Jon Renzella’s bring us his second woodcut graphic novel, Solitude, after about 6 years of production! Having finished the first two parts of The Sunderland trilogy, Renzella recounts his journey to this point and what his plans are going forward with the trilogy in our interview with him. Here are his responses!
What is Solitude all about and what are the central themes that you are exploring through your story?
Solitude is the second part of The Sunderland trilogy and follows several subcultures that have physically separated from one another to live their own ideological truth unchallenged by conflicting worldviews. In the first book, Schism, a natural phenomenon called the Conduits appears that defies explanation, but each group is certain that it reinforces their preexisting beliefs. The story is a study of human society writ large, as well as the personal struggles that arise from cognitive dissonance.
What were the inspirations behind this graphic novel?
The graphic novel came out of an enormous woodcut installation I made in 2010. The woodcut is 8′ x 35’10” and covers the interior walls of a 9′ square room. It depicts a landscape in which multiple end-times scenarios play out simultaneously. Back in 2010, interest in the apocalypse seemed to be on the rise, with the recent financial collapse, the upcoming end of the Mayan calendar in 2012, the rise of social media, popularization of Alex Jones, and the ever-present religious prophecies and alien-related theories, just to name a few.
After completing the installation, I wanted to go back and explore how the moment of this landscape came to be, so I decided to make a graphic novel. Formally, it was inspired by the wordless woodcut graphic novels of Frans Masereel, Lynd Ward, and Giacomo Patri.
What is the graphic novel’s style of art and why did you want to give it that style?
The style is high contrast black and white and is an extension of my woodcut prints. The Sunderland books are often exhibited alongside my prints as part of a larger series exploring the human condition, and so are intended to be both stand-alone and a cohesive part of my larger body of work.
What can you tell us about the characters in Solitude?

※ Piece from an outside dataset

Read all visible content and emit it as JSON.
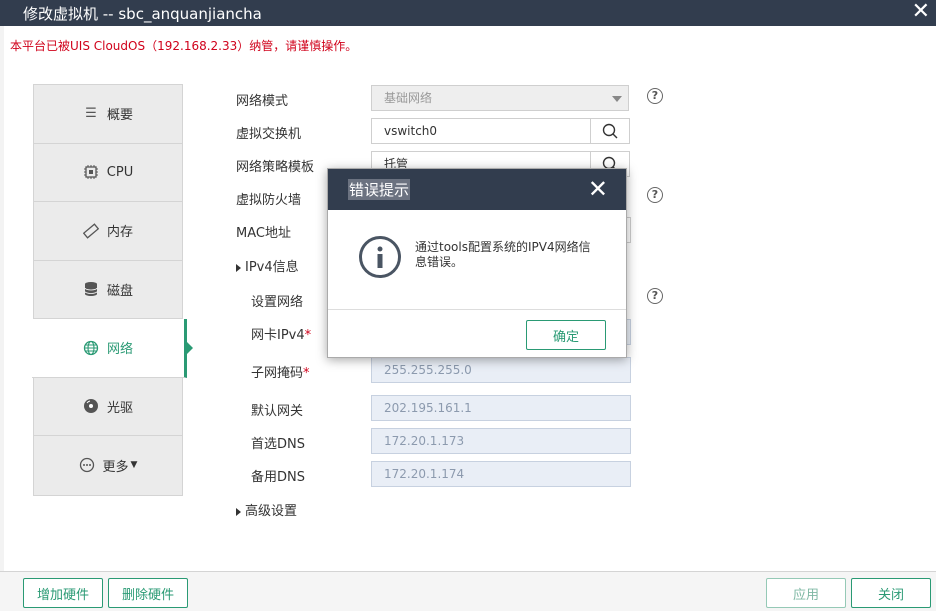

There are many characters in Solitude, belonging to a few subcultures: the Military, banished from society following Schism; the Environmentalists, who live in an artificial natural paradise; a documentary filmmaker turned cult leader who believes alien reptiles are waging war against humanity; Children of the Plow televangelists, who anticipate the imminent arrival of a cosmic snowplow which will clear a path through the nonbelievers to the Kingdom of the Celestial Monarch.
In addition, the world’s most brilliant scientists who have abandoned the planet on their generation ship; the slightly lesser minds who work to discover the secrets of the Conduits; and of course the vast majority of society who don’t associate with any of these groups yet have been relegated to living in cramped conditions with their needs subordinated to those of the motivated and vocal few.
How does Solitude compare to your previous work Schism and fit into the overall Sunderland Trilogy?
Schism was about the fracturing of society, and Solitude is about the attempts to stay separated in the face of huge events. Each book is both a portrait and self-portrait, with Schism being made in my 20s, Solitude in my 30s, and the last book will be made in my 40s. I’m interested not only in how society evolves but also in how my relationship to society changes and hopefully matures.
Where does Solitude go from here going into Thermidor? Any thoughts or predictions of what is to come when you reach your 40s?
Thermidor is a reference to the late stage of the French Revolution when things began to return to a more pre-revolutionary state. Schism was a fracturing, Solitude was an attempt at stabilizing the fracture, and Thermidor will be a collapse back into a pre-Schism kind of situation. I’m trying my best not to think about the specifics of the story for the next couple of years until I turn 40, but I’m sure there will be plenty of inspiration forthcoming. We live in strange, exciting, terrifying, and wondrous times.
How has this trilogy impacted you personally?
Growing up, all I wanted to do was make comics, so this has been a lifelong goal achieved. Taking my own small place in the tradition of political woodcut graphic novels has also been fulfilling. Artistically, it has been great being able to work on such a long-term project, and I’ve also learned a lot both from researching for the story and from making hundreds of woodcuts restricted to the same dimensions.
Do you have any other projects you’re working on?
I’m working on my third large-scale woodcut installation, an investigation of emergent phenomena in nature (for example schooling behavior in fish, the structure of ant colonies, consciousness and the nervous system, cellular automata). I’m also working on an ink and watercolor sci-fi graphic novel with my wife, who is a neuroscientist.
Want to know more about Solitude? Check out how you can support this project, purchase the graphic novel, and get notified of updates going forward here. Keep an eye out for a review of this graphic novel coming out next week and sound off on both our Twitter and/or Facebook feeds and let us know what you thought about Solitude!